▸ **Aim of the task**
Copy the entries below in full, keeping them exactly as they are.

▸ **Material shown**
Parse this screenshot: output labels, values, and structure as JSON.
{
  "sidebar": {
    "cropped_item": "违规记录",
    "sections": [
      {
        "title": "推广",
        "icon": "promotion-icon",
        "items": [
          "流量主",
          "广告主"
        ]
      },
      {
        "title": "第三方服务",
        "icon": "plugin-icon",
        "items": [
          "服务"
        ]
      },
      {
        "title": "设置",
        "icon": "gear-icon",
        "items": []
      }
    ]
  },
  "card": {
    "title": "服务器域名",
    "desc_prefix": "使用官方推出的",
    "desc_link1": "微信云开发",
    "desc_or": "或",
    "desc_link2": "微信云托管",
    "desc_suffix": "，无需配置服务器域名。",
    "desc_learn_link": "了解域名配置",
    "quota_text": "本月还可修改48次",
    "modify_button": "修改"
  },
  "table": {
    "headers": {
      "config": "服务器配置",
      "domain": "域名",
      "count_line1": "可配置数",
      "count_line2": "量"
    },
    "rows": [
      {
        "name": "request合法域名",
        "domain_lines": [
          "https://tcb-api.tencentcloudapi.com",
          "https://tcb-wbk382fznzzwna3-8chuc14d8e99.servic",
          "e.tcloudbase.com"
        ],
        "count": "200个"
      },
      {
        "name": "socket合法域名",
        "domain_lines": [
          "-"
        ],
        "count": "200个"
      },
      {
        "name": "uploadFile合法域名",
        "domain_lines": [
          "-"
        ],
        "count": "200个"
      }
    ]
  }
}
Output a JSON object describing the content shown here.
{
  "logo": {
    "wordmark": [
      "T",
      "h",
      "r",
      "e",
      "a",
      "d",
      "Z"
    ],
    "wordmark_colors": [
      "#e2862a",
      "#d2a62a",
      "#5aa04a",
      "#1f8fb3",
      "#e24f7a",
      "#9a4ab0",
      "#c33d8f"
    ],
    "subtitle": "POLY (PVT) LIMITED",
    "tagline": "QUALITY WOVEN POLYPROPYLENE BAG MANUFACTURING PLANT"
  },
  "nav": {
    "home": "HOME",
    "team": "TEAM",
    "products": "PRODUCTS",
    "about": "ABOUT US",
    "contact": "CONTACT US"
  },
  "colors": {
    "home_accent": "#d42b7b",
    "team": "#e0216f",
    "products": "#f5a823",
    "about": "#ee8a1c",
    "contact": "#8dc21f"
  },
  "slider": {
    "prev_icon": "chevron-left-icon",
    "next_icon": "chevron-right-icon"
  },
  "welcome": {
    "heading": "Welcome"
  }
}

▸ **Expected output**
Parse this screenshot: output labels, values, and structure as JSON.
{
  "sidebar": {
    "cropped_item": "违规记录",
    "sections": [
      {
        "title": "推广",
        "icon": "promotion-icon",
        "items": [
          "流量主",
          "广告主"
        ]
      },
      {
        "title": "第三方服务",
        "icon": "plugin-icon",
        "items": [
          "服务"
        ]
      },
      {
        "title": "设置",
        "icon": "gear-icon",
        "items": []
      }
    ]
  },
  "card": {
    "title": "服务器域名",
    "desc_prefix": "使用官方推出的",
    "desc_link1": "微信云开发",
    "desc_or": "或",
    "desc_link2": "微信云托管",
    "desc_suffix": "，无需配置服务器域名。",
    "desc_learn_link": "了解域名配置",
    "quota_text": "本月还可修改48次",
    "modify_button": "修改"
  },
  "table": {
    "headers": {
      "config": "服务器配置",
      "domain": "域名",
      "count_line1": "可配置数",
      "count_line2": "量"
    },
    "rows": [
      {
        "name": "request合法域名",
        "domain_lines": [
          "https://tcb-api.tencentcloudapi.com",
          "https://tcb-wbk382fznzzwna3-8chuc14d8e99.servic",
          "e.tcloudbase.com"
        ],
        "count": "200个"
      },
      {
        "name": "socket合法域名",
        "domain_lines": [
          "-"
        ],
        "count": "200个"
      },
      {
        "name": "uploadFile合法域名",
        "domain_lines": [
          "-"
        ],
        "count": "200个"
      }
    ]
  }
}
Output a JSON object describing the content shown here.
{
  "logo": {
    "wordmark": [
      "T",
      "h",
      "r",
      "e",
      "a",
      "d",
      "Z"
    ],
    "wordmark_colors": [
      "#e2862a",
      "#d2a62a",
      "#5aa04a",
      "#1f8fb3",
      "#e24f7a",
      "#9a4ab0",
      "#c33d8f"
    ],
    "subtitle": "POLY (PVT) LIMITED",
    "tagline": "QUALITY WOVEN POLYPROPYLENE BAG MANUFACTURING PLANT"
  },
  "nav": {
    "home": "HOME",
    "team": "TEAM",
    "products": "PRODUCTS",
    "about": "ABOUT US",
    "contact": "CONTACT US"
  },
  "colors": {
    "home_accent": "#d42b7b",
    "team": "#e0216f",
    "products": "#f5a823",
    "about": "#ee8a1c",
    "contact": "#8dc21f"
  },
  "slider": {
    "prev_icon": "chevron-left-icon",
    "next_icon": "chevron-right-icon"
  },
  "welcome": {
    "heading": "Welcome"
  }
}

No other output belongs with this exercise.